 The use of flash is rarely desirable when photographing flowers but there is one type of supplementary lighting that makes a real difference to images of single or small groups of flowers.  You may not believe it until you try it but a simple piece of white card, sheet of paper or even a white handkerchief can transform a photograph of a flower (other reflectors, particularly gold, can work well).  Place the reflector just below the flower so that it is outside the field of view of the camera and your subject will gain just enough extra light to separate it from its background.  You may think it is about time to take a photograph but before you do make sure to look carefully around your main subject and take out any bits of dead plant matter which might catch the eye; there is nothing worse than seeing bits of twig or dried grass competing with your intended subject for attention in the final photograph.  Anything that is alive should be left where it is, please don’t pull up a rare orchid and tell the judge that I told you to do it!

 With experience you will find that to reveal the true colours of flowers it is necessary to photograph them on bright but overcast days and even dull days are far more preferable to bright sunshine (calm weather is obviously best).  It is tempting to take a photograph of a flower when the sun is shining brightly and to our eye it looks glorious but film (and the digital sensor) cannot cope with the same degree of contrast that our brains are capable of. 

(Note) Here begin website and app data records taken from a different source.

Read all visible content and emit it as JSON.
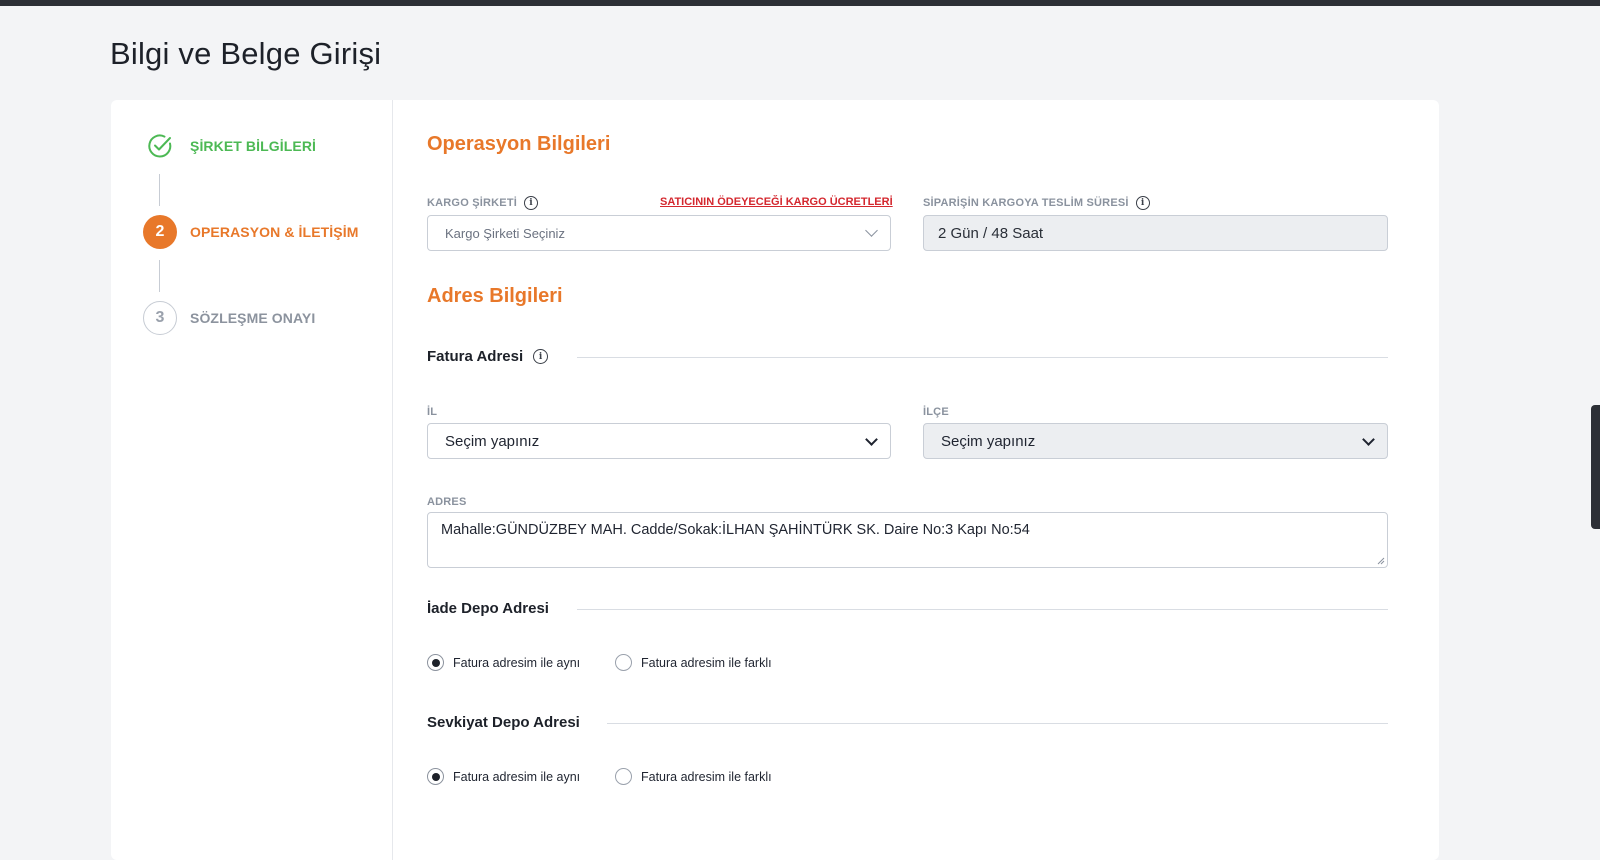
{
  "page": {
    "title": "Bilgi ve Belge Girişi"
  },
  "steps": [
    {
      "badge": "",
      "label": "ŞİRKET BİLGİLERİ",
      "state": "done"
    },
    {
      "badge": "2",
      "label": "OPERASYON & İLETİŞİM",
      "state": "active"
    },
    {
      "badge": "3",
      "label": "SÖZLEŞME ONAYI",
      "state": "pending"
    }
  ],
  "operation": {
    "title": "Operasyon Bilgileri",
    "cargo_label": "KARGO ŞİRKETİ",
    "cargo_fees_link": "SATICININ ÖDEYECEĞİ KARGO ÜCRETLERİ",
    "cargo_placeholder": "Kargo Şirketi Seçiniz",
    "delivery_label": "SİPARİŞİN KARGOYA TESLİM SÜRESİ",
    "delivery_value": "2 Gün / 48 Saat"
  },
  "address": {
    "title": "Adres Bilgileri",
    "invoice_heading": "Fatura Adresi",
    "il_label": "İL",
    "il_value": "Seçim yapınız",
    "ilce_label": "İLÇE",
    "ilce_value": "Seçim yapınız",
    "adres_label": "ADRES",
    "adres_value": "Mahalle:GÜNDÜZBEY MAH. Cadde/Sokak:İLHAN ŞAHİNTÜRK SK. Daire No:3 Kapı No:54",
    "return_heading": "İade Depo Adresi",
    "shipping_heading": "Sevkiyat Depo Adresi",
    "option_same": "Fatura adresim ile aynı",
    "option_diff": "Fatura adresim ile farklı"
  },
  "colors": {
    "accent": "#e8782a",
    "success": "#4cb954",
    "link": "#d4272e"
  }
}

 I can think of two styles of flower photography that might benefit from direct sunlight.  One is if you want to show a whole mass of flowers, in which case you will use a wide angle lens and show the flowers in their environment.  The second possible case is if you wish to try backlighting.  Backlighting works best with flowers that have semi-translucent petals since this type of lighting enhances their colour.  This technique is best used at first and last light when the sun is low in the sky but care must be taken to shield the lens from the sun’s rays to avoid bright spots of flare in the photograph, either a good lens hood or a good friend can do that job for you. 

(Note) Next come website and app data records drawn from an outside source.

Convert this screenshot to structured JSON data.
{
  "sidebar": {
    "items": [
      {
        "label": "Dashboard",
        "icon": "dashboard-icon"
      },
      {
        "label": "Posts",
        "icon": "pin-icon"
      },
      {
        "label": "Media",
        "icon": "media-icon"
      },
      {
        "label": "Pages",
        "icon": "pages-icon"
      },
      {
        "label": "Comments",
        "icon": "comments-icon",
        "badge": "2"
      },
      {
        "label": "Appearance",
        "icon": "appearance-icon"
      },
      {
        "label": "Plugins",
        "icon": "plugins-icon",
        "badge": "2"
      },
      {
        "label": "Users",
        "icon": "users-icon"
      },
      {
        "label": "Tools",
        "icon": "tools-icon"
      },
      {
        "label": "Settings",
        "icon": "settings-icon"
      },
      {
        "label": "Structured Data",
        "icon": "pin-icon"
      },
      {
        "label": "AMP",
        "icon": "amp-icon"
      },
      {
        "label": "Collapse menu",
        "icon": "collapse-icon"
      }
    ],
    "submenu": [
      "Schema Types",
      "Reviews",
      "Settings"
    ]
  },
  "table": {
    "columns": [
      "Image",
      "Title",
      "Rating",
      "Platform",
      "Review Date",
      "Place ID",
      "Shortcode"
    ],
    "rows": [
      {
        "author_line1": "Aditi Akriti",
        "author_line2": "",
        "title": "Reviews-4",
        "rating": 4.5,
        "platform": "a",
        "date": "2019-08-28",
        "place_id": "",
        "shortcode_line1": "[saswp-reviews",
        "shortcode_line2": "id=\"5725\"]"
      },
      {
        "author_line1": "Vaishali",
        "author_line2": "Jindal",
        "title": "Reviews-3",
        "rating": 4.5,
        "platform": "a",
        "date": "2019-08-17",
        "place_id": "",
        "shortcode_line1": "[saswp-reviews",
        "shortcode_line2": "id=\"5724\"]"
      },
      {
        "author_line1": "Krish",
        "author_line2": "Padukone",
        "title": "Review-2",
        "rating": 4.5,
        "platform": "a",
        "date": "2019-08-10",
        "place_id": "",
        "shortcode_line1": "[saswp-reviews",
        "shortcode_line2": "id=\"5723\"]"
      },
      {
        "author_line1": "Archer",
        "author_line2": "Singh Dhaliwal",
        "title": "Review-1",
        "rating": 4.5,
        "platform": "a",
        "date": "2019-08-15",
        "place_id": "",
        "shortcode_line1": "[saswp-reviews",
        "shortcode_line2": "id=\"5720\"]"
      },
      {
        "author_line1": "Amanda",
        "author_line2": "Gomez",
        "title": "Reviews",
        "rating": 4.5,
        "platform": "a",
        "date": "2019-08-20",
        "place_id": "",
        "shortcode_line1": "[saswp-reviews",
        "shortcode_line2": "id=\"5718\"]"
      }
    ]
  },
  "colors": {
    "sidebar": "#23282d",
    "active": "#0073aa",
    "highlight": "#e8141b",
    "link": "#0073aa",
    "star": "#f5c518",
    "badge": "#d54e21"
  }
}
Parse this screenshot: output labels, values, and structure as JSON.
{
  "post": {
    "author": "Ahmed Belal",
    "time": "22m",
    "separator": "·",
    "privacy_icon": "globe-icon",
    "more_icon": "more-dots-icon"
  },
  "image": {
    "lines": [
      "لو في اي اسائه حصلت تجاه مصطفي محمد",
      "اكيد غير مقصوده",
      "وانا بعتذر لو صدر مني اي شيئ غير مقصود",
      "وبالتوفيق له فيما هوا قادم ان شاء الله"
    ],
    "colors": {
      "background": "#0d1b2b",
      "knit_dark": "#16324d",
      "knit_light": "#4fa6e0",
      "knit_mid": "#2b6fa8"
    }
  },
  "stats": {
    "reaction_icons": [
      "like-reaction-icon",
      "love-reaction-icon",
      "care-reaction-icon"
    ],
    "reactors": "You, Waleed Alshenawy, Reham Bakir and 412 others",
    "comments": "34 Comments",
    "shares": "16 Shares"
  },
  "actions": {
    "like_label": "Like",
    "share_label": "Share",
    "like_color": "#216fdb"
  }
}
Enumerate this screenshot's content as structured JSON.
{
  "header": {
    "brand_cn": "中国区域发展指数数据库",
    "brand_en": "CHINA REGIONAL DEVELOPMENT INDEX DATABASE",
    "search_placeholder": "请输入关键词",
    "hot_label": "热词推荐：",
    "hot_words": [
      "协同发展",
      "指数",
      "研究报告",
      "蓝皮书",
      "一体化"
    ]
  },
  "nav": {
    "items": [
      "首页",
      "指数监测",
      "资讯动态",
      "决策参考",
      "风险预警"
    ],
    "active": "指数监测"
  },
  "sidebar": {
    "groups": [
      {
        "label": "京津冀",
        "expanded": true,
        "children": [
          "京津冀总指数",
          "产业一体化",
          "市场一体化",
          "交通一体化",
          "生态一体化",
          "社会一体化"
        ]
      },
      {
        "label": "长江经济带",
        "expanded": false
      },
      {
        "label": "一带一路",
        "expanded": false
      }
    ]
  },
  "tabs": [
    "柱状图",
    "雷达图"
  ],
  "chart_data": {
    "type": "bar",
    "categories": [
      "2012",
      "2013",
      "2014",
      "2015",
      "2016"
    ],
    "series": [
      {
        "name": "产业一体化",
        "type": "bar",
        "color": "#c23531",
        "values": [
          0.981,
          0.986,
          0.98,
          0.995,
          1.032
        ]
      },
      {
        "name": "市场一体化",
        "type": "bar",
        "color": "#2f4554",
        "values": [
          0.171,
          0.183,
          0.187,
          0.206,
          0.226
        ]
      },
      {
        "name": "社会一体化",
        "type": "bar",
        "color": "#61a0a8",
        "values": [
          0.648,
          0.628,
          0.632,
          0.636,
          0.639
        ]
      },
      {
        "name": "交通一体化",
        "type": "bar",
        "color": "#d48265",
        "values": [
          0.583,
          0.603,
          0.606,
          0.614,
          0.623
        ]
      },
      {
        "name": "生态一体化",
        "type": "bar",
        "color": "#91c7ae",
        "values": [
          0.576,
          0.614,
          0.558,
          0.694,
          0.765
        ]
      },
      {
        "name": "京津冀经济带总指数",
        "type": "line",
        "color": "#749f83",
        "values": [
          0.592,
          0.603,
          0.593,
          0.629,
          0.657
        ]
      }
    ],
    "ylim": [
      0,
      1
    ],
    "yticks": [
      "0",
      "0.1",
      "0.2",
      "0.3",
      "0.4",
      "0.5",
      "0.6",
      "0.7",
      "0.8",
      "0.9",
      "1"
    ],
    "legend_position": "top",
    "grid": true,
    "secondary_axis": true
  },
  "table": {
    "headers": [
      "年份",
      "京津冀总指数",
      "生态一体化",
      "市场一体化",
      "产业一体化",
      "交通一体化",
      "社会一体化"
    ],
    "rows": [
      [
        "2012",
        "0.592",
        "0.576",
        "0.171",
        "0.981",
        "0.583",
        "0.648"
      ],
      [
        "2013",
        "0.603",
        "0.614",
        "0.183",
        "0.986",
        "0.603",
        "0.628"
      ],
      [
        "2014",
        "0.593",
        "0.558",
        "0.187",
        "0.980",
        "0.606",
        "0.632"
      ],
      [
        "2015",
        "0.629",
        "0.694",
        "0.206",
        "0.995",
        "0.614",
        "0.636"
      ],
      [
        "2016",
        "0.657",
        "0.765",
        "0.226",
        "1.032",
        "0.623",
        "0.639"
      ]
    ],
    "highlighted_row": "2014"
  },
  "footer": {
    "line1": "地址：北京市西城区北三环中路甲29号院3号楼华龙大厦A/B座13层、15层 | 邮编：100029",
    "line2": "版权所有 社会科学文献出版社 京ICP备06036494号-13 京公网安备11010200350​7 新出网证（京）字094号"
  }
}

 Learning new techniques can seem daunting at first and it might seem that all this bother might detract from your enjoyment of the countryside.  In fact I have found the reverse is true, through photography it is possible to learn more about our natural history and with greater understanding comes a greater appreciation of its wonder. 


Flash, Focus and fiddly bits

Most cameras have a built in flash, learn how to turn this off, there is nothing less flattering than the stark white light of a flash for lighting a delicate flower.

 On some cameras you can adjust the focus manually, this is ideal, but most compacts are auto-focus.  The trouble with auto-focus is that the camera doesn’t always know what you want it to focus on unless it is slap bang in the middle of the picture which is not ideal for composition.  The trick is to turn the camera to face directly at the flower, press the shutter release half way down and then hold it, this will keep the focus so that you can re-compose the image and take the picture. 

 Some cameras have a flower symbol on their control dial or menu this essentially chooses settings which help to blur the background so use this when photographing individual flowers.  For large groups of flowers in a field choose the landscape setting instead.

 Photographers with greater experience and slightly more sophisticated equipment may be able to set the aperture on the lens.  As you may already know a wider aperture (smaller f-number) will lead to a shallower depth of field so when photographing single flowers use a wide aperture to blur the background.  This effect is even more effective when using a telephoto lens because these lenses have less depth of field anyway.  At the opposite extreme, when photographing a field full of flowers use a small aperture and a wide angle lens to get them all sharp.